Laboratory network to boost market access for southern Africa’s biotrade companies
The ABioSA project and its partners are facilitating the development of a laboratory network to help SMEs comply with European regulations and access EU markets for natural plant products and ingredients.
Market access is one of the major challenges for biotrade exporters into the EU, as it requires quality guarantees, regulatory compliance and assurance that products are safe for the environment and for human use such as chemical raw materials, foods, nutritional products and cosmetics.
The proposed laboratory network aims to boost confidence and trust in the quality of southern African vegetable and essential oils. The project will also support a collective REACH registration (Registration, Evaluation, Authorisation and Restriction of Chemicals) to reduce barriers to trade with the EU and make it more affordable to a larger number of small companies, while protecting their confidential information and intellectual property.
ABioSA is working with global regulatory consultancy Lisam to identify and respond to current gaps in local SME compliance. Lisam has identified local and international laboratories which can assist with testing of oils, cosmetic and food products according to EU requirements. It has contacted more than 130 local and international laboratories, of which 29 are approved as participants in the network. Ten of the laboratories are international and have indicated a willingness to collaborate with their southern African counterparts.
Lisam is also providing biotrade SMEs with technical advice on how to comply with classification, labelling and packaging of substances (EU CLP) and EU cosmetic product regulation (EC 1223/2009).
Most biotrade SMEs in Southern Africa are not familiar or fully compliant with these regulations, and don’t understand how compliance may expand their customer base.
A 2019 preliminary study by Lisam, on behalf of ABioSA, asked 30 biotrade SMEs to submit regulatory documents, laboratory reports and certificates of analyses (COA) to determine their level of compliance with the EU regulations. It found many SMEs provided missing data, or COAs not signed by the technical signatory or laboratory technician, which meant oils could not be correctly classified.

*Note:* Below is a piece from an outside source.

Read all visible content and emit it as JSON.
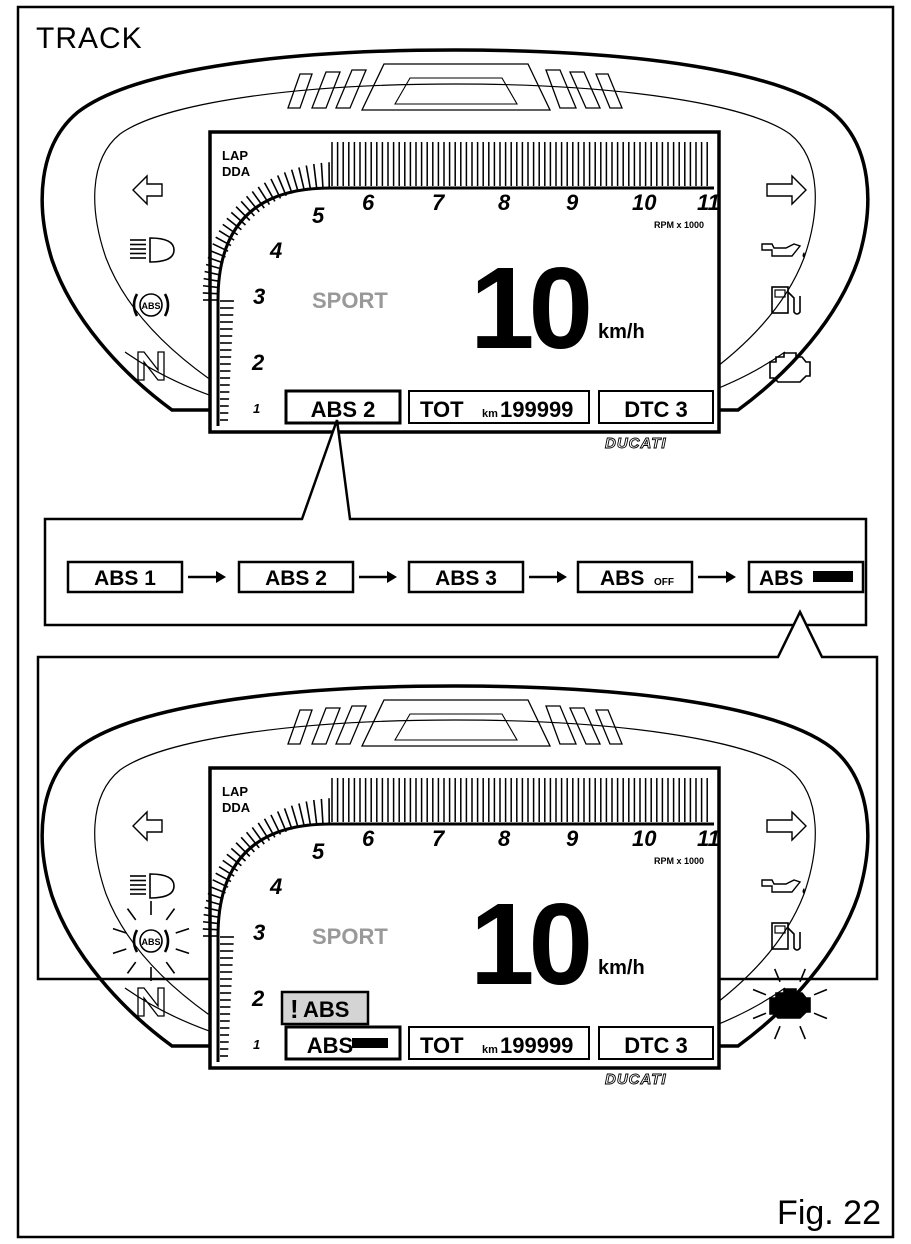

Some businesses did not provide sufficient information to confirm their oils were exempt from REACH registration, laboratory reports were supplied of tests not carried out on their own oils and some used laboratories that were not accredited or not working according to Good Laboratory Practice (GLP). In some cases, claims were made on cosmetic product labels without supporting clinical or market trials. Most SMEs did not have Product Information Files (PIFs) and safety assessments on their finished products being marketed and sold to consumers in the EU and SA.
ABioSA technical advisor
Lisam CEO South Africa